Citation: Takeuchi H, Nakamura E, Yamaga S and Amano A (2022) Porphyromonas gingivalis Infection Induces Lipopolysaccharide and Peptidoglycan Penetration Through Gingival Epithelium. Front. Oral. Health 3:845002. doi: 10.3389/froh.2022.845002

Received: 29 December 2021; Accepted: 14 January 2022;
Published: 08 February 2022.

Edited by:

Richard Lamont, University of Louisville, United States

Reviewed by:

Pirkko Pussinen, University of Helsinki, Finland
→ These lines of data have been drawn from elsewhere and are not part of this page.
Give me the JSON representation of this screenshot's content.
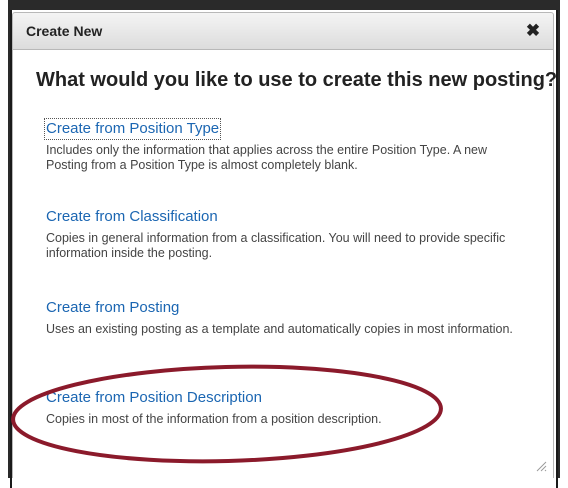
{
  "dialog": {
    "title": "Create New",
    "close_glyph": "✖",
    "question": "What would you like to use to create this new posting?"
  },
  "options": [
    {
      "label": "Create from Position Type",
      "description": "Includes only the information that applies across the entire Position Type. A new Posting from a Position Type is almost completely blank."
    },
    {
      "label": "Create from Classification",
      "description": "Copies in general information from a classification. You will need to provide specific information inside the posting."
    },
    {
      "label": "Create from Posting",
      "description": "Uses an existing posting as a template and automatically copies in most information."
    },
    {
      "label": "Create from Position Description",
      "description": "Copies in most of the information from a position description."
    }
  ],
  "colors": {
    "link": "#1b66b2",
    "highlight_ellipse": "#8b1a2b"
  },
  "icons": {
    "close": "close-icon",
    "resize": "resize-grip-icon"
  }
}
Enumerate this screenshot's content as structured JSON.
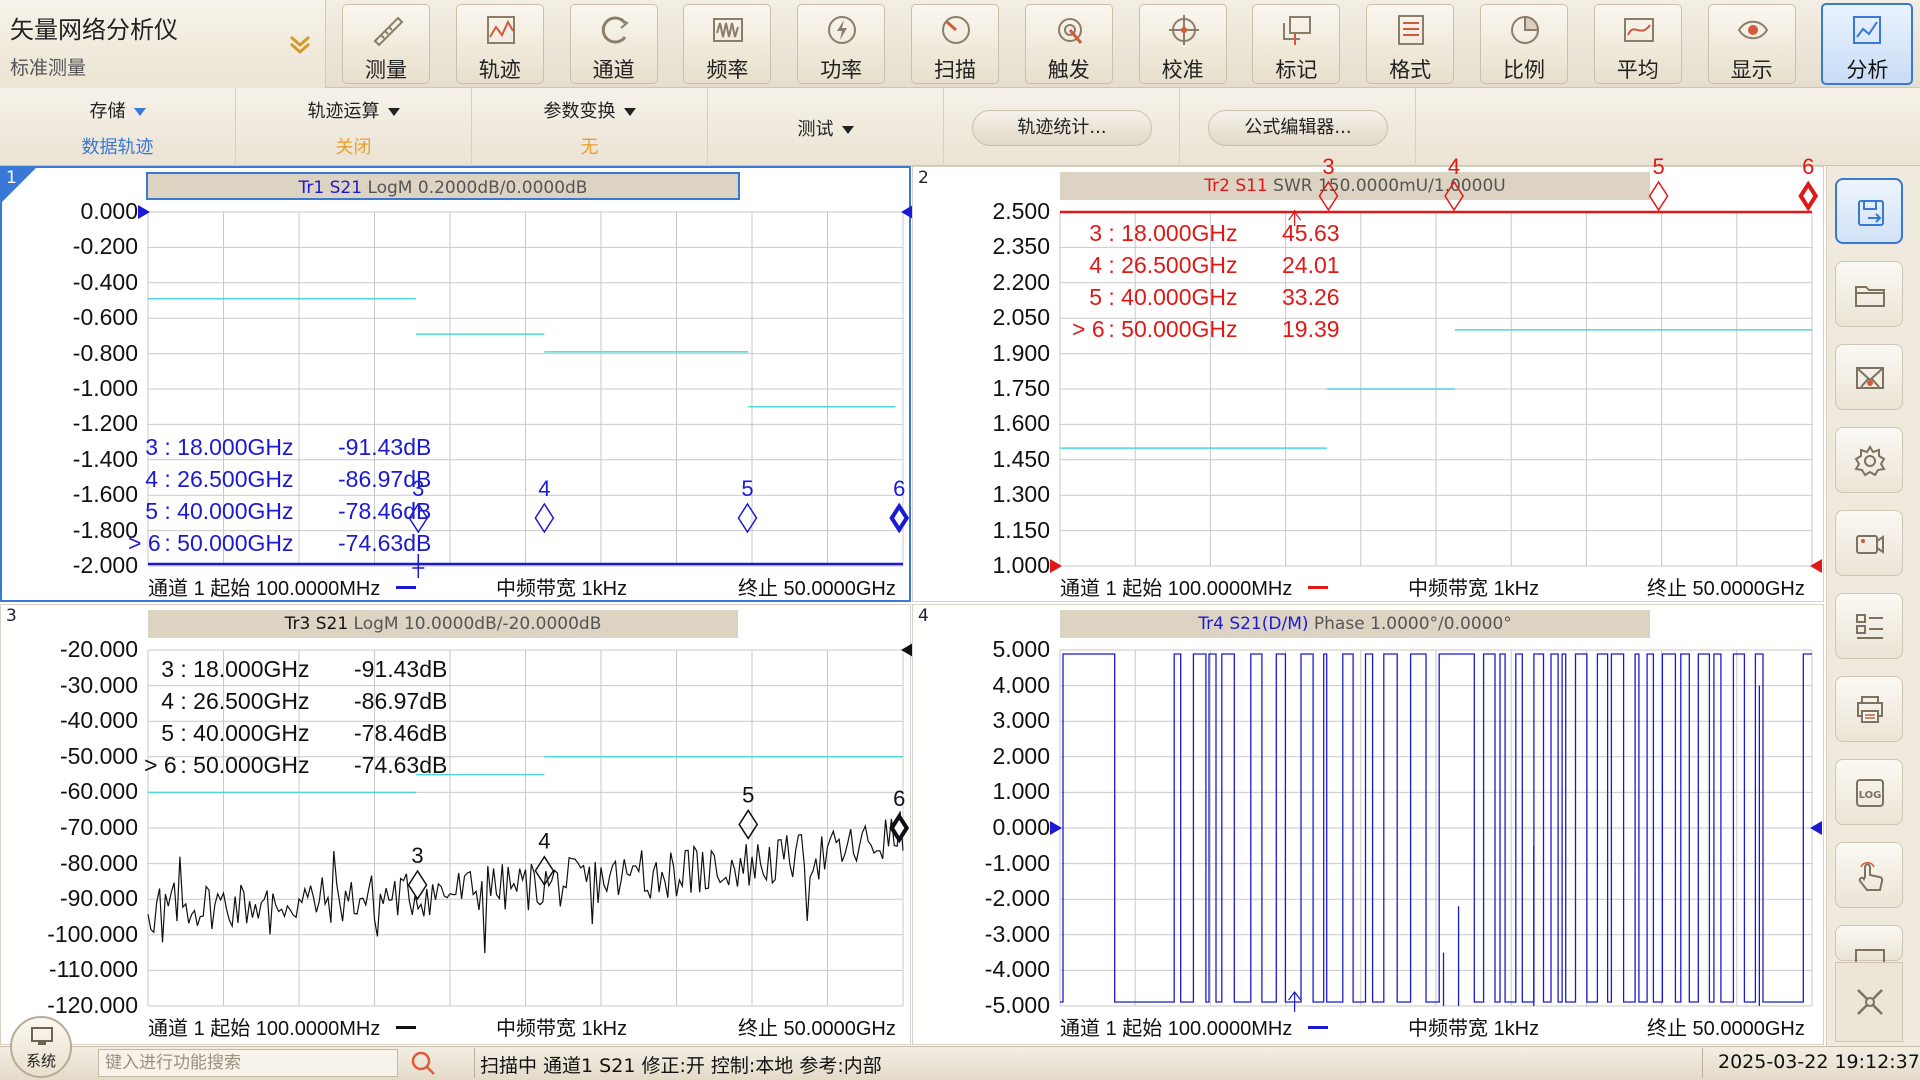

Copyright © 2022 Takeuchi, Nakamura, Yamaga and Amano. This is an open-access article distributed under the terms of the Creative Commons Attribution License (CC BY). The use, distribution or reproduction in other forums is permitted, provided the original author(s) and the copyright owner(s) are credited and that the original publication in this journal is cited, in accordance with accepted academic practice. No use, distribution or reproduction is permitted which does not comply with these terms.

*Correspondence: Hiroki Takeuchi,